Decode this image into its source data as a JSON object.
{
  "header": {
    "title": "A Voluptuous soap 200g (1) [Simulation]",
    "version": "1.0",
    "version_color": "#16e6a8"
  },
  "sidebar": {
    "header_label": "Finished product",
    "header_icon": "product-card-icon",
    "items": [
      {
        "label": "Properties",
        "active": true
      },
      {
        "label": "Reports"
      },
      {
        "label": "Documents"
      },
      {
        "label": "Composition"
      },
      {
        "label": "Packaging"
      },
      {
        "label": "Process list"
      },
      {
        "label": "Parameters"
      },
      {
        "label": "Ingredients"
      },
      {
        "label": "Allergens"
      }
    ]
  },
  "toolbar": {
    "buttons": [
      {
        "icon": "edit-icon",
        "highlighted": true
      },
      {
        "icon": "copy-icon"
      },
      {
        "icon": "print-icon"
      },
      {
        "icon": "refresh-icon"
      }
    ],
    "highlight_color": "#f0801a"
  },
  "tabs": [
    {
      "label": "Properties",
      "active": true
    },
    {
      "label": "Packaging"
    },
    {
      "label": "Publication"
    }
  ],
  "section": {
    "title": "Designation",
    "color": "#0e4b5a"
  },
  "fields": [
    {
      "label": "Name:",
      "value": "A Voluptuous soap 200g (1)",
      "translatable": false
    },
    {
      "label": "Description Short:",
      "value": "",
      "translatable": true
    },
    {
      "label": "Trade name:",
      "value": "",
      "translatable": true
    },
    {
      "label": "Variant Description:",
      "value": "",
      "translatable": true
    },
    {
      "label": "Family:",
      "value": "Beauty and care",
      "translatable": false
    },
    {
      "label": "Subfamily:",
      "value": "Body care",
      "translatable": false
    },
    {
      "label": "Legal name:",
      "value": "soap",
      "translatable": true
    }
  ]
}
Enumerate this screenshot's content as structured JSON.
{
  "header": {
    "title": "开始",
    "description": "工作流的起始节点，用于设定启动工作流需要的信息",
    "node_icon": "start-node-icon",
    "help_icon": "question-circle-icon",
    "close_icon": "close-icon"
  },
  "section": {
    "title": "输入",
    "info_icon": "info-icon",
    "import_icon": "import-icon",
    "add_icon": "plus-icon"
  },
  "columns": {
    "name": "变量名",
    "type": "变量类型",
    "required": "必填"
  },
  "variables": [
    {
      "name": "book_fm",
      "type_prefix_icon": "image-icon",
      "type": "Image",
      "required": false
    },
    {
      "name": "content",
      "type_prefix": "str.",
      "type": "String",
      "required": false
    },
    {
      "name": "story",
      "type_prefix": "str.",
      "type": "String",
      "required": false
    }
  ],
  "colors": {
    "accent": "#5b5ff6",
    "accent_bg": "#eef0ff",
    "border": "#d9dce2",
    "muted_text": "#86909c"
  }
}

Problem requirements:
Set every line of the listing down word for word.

Output of the task:
Decode this image into its source data as a JSON object.
{
  "header": {
    "title": "A Voluptuous soap 200g (1) [Simulation]",
    "version": "1.0",
    "version_color": "#16e6a8"
  },
  "sidebar": {
    "header_label": "Finished product",
    "header_icon": "product-card-icon",
    "items": [
      {
        "label": "Properties",
        "active": true
      },
      {
        "label": "Reports"
      },
      {
        "label": "Documents"
      },
      {
        "label": "Composition"
      },
      {
        "label": "Packaging"
      },
      {
        "label": "Process list"
      },
      {
        "label": "Parameters"
      },
      {
        "label": "Ingredients"
      },
      {
        "label": "Allergens"
      }
    ]
  },
  "toolbar": {
    "buttons": [
      {
        "icon": "edit-icon",
        "highlighted": true
      },
      {
        "icon": "copy-icon"
      },
      {
        "icon": "print-icon"
      },
      {
        "icon": "refresh-icon"
      }
    ],
    "highlight_color": "#f0801a"
  },
  "tabs": [
    {
      "label": "Properties",
      "active": true
    },
    {
      "label": "Packaging"
    },
    {
      "label": "Publication"
    }
  ],
  "section": {
    "title": "Designation",
    "color": "#0e4b5a"
  },
  "fields": [
    {
      "label": "Name:",
      "value": "A Voluptuous soap 200g (1)",
      "translatable": false
    },
    {
      "label": "Description Short:",
      "value": "",
      "translatable": true
    },
    {
      "label": "Trade name:",
      "value": "",
      "translatable": true
    },
    {
      "label": "Variant Description:",
      "value": "",
      "translatable": true
    },
    {
      "label": "Family:",
      "value": "Beauty and care",
      "translatable": false
    },
    {
      "label": "Subfamily:",
      "value": "Body care",
      "translatable": false
    },
    {
      "label": "Legal name:",
      "value": "soap",
      "translatable": true
    }
  ]
}
Enumerate this screenshot's content as structured JSON.
{
  "header": {
    "title": "开始",
    "description": "工作流的起始节点，用于设定启动工作流需要的信息",
    "node_icon": "start-node-icon",
    "help_icon": "question-circle-icon",
    "close_icon": "close-icon"
  },
  "section": {
    "title": "输入",
    "info_icon": "info-icon",
    "import_icon": "import-icon",
    "add_icon": "plus-icon"
  },
  "columns": {
    "name": "变量名",
    "type": "变量类型",
    "required": "必填"
  },
  "variables": [
    {
      "name": "book_fm",
      "type_prefix_icon": "image-icon",
      "type": "Image",
      "required": false
    },
    {
      "name": "content",
      "type_prefix": "str.",
      "type": "String",
      "required": false
    },
    {
      "name": "story",
      "type_prefix": "str.",
      "type": "String",
      "required": false
    }
  ],
  "colors": {
    "accent": "#5b5ff6",
    "accent_bg": "#eef0ff",
    "border": "#d9dce2",
    "muted_text": "#86909c"
  }
}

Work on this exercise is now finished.